I recently posted up my Internet Connected Spark RGB Strip project to Hackster.io and despite a couple annoyances, found myself being drawn to posting up more content.
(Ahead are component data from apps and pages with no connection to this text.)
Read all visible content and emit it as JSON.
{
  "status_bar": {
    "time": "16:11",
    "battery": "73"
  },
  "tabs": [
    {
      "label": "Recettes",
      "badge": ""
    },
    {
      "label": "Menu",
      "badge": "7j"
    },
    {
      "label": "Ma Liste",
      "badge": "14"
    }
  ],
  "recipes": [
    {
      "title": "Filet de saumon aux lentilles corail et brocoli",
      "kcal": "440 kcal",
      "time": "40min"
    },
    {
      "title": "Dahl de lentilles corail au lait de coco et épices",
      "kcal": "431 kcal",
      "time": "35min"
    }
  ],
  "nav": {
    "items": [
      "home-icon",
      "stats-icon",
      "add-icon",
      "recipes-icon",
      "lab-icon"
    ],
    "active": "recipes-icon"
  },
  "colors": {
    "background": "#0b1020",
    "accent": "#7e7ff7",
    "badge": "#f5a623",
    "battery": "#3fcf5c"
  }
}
It has become so common for websites and content aggregators to gamify their content in order to draw people to continue using their system. (Respects,Views, and Rewards in Hackster.io are similar to Likes and Follows in Instagram, or Likes, Views, and Subscribes on Youtube). Something to keep in mind for my future web/mobile projects will be to gamify certain aspects.
What Hackster.io does well:
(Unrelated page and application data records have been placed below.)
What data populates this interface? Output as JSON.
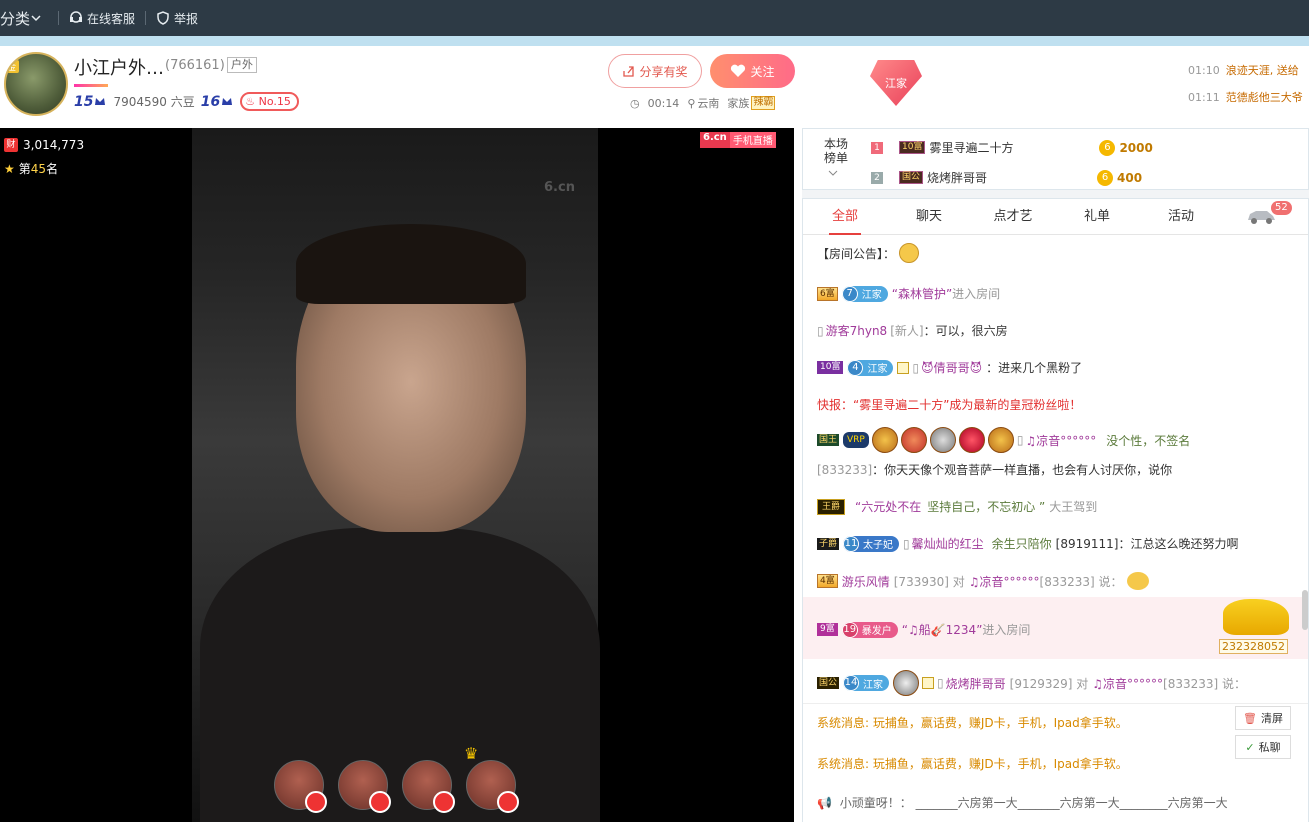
{
  "topbar": {
    "category": "分类",
    "service": "在线客服",
    "report": "举报"
  },
  "anchor": {
    "name": "小江户外…",
    "id": "(766161)",
    "tag": "户外",
    "level1": "15",
    "beans": "7904590 六豆",
    "level2": "16",
    "rank": "No.15",
    "avatar_badge": "金"
  },
  "buttons": {
    "share": "分享有奖",
    "follow": "关注"
  },
  "meta": {
    "duration": "00:14",
    "location": "云南",
    "family_label": "家族",
    "family_tag": "辣霸"
  },
  "jiajia": "江家",
  "feed": [
    {
      "time": "01:10",
      "text": "浪迹天涯, 送给"
    },
    {
      "time": "01:11",
      "text": "范德彪他三大爷"
    }
  ],
  "video": {
    "wealth": "3,014,773",
    "rank_prefix": "第",
    "rank_num": "45",
    "rank_suffix": "名",
    "logo_a": "6.cn",
    "logo_b": "手机直播",
    "watermark": "6.cn"
  },
  "board": {
    "label": "本场榜单",
    "rows": [
      {
        "no": "1",
        "tag": "10富",
        "name": "雾里寻遍二十方",
        "coin": "6",
        "value": "2000"
      },
      {
        "no": "2",
        "tag": "国公",
        "name": "烧烤胖哥哥",
        "coin": "6",
        "value": "400"
      }
    ]
  },
  "tabs": [
    "全部",
    "聊天",
    "点才艺",
    "礼单",
    "活动"
  ],
  "car_count": "52",
  "msgs": {
    "m1": "【房间公告】：",
    "m2_tag": "6富",
    "m2_fan_n": "7",
    "m2_fan": "江家",
    "m2_name": "“森林管护”",
    "m2_text": "进入房间",
    "m3_name": "游客7hyn8",
    "m3_tag": "[新人]",
    "m3_text": "：可以，很六房",
    "m4_tag": "10富",
    "m4_fan_n": "4",
    "m4_fan": "江家",
    "m4_name": "😈倩哥哥😈",
    "m4_text": "：进来几个黑粉了",
    "m5": "快报：“雾里寻遍二十方”成为最新的皇冠粉丝啦！",
    "m6_tag": "国王",
    "m6_vip": "VRP",
    "m6_name": "♫凉音°°°°°°",
    "m6_text": "没个性，不签名",
    "m7_id": "[833233]",
    "m7_text": "：你天天像个观音菩萨一样直播，也会有人讨厌你，说你",
    "m8_tag": "王爵",
    "m8_name": "“六元处不在",
    "m8_text": "坚持自己，不忘初心 ”",
    "m8_after": "大王驾到",
    "m9_tag": "子爵",
    "m9_fan_n": "11",
    "m9_fan": "太子妃",
    "m9_name": "馨灿灿的红尘",
    "m9_sig": "余生只陪你",
    "m9_text": "[8919111]：江总这么晚还努力啊",
    "m10_tag": "4富",
    "m10_name": "游乐风情",
    "m10_text": "[733930] 对",
    "m10_to": "♫凉音°°°°°°",
    "m10_id": "[833233] 说：",
    "m11_tag": "9富",
    "m11_fan_n": "19",
    "m11_fan": "暴发户",
    "m11_name": "“♫船🎸1234”",
    "m11_text": "进入房间",
    "m11_id": "232328052",
    "m12_tag": "国公",
    "m12_fan_n": "14",
    "m12_fan": "江家",
    "m12_name": "烧烤胖哥哥",
    "m12_text": "[9129329] 对",
    "m12_to": "♫凉音°°°°°°",
    "m12_id": "[833233] 说："
  },
  "system": {
    "s1": "系统消息: 玩捕鱼，赢话费，赚JD卡，手机，Ipad拿手软。",
    "s2": "系统消息: 玩捕鱼，赢话费，赚JD卡，手机，Ipad拿手软。",
    "clear": "清屏",
    "private": "私聊",
    "bottom_name": "小顽童呀！：",
    "bottom_text": "_______六房第一大_______六房第一大________六房第一大"
  }
}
They provide a broken-down view of projects that might be of interest to Makers and Hackers. (By platform, trending, or latest)
They make it somewhat easy to create a project and it’s pretty straightforward.
They monitor their content for spam and cool projects.
They gameify their content so that as a project creator, you want to make and post more.
They have drawn in a lot of cool projects already!
What they need to work on:
Adding useful content is WAY too tiresome and formatting is a huge pain on their site (it’s easier to link to other sites where your content is already hosted, but then you are less likely to interest people with your project page).
For Github project owners who want to show code or their README has all the content, transferring it over to Hackster.io’s projects should be painless and update when the Github README changes!
It would be nice if they were faster about monitoring and responding / notifying a project owner that their project has been accepted and made public.
I will continue to use Hackster.io for posting my projects and I think that with time they will improve their content creation system and gain some real traction for the Maker counterpart to Instructables.
After a week of continual use with the Spark Core I have an updated view on the Spark ecosystem.
It’s incredible how easy it is to develop and connect your core to sites developed in Node.js (check out the project I made: http://sparkrgb.azurewebsites.net/). The biggest part of that project was making sure the RGB strip worked and the UI for the website interface. Connecting the two together was the simplest part. The only major disadvantage to using the Spark ecosystem is the fact that you are required to use their Spark cloud to communicate to your device. (Although they are open sourcing a spark-server on Github, it uses the same format as the Spark Cloud.)
Here are some of my personal remarks on the ecosystem:
Connecting the Spark to a Mac is pretty easy through USB, but doing it on your Windows machine requires a little more driver interaction. See my blog post on that here.
Resetting your Spark’s preferred WiFi connection with the mobile apps is horrible when you compare it to the simplicity of using the command-line interface on your development machine through USB.
The Spark Core remembers 7 WiFi credentials. If you add an 8th it will remove the 1st.
In order to compile an INO into the firmware, an internet connection is needed on your development machine at least, so there is no way to develop on a self-contained network even if you do not plan to use internet connected capabilities.
Overall, I think that the Spark ecosystem provides the best experience for developing IoT devices currently.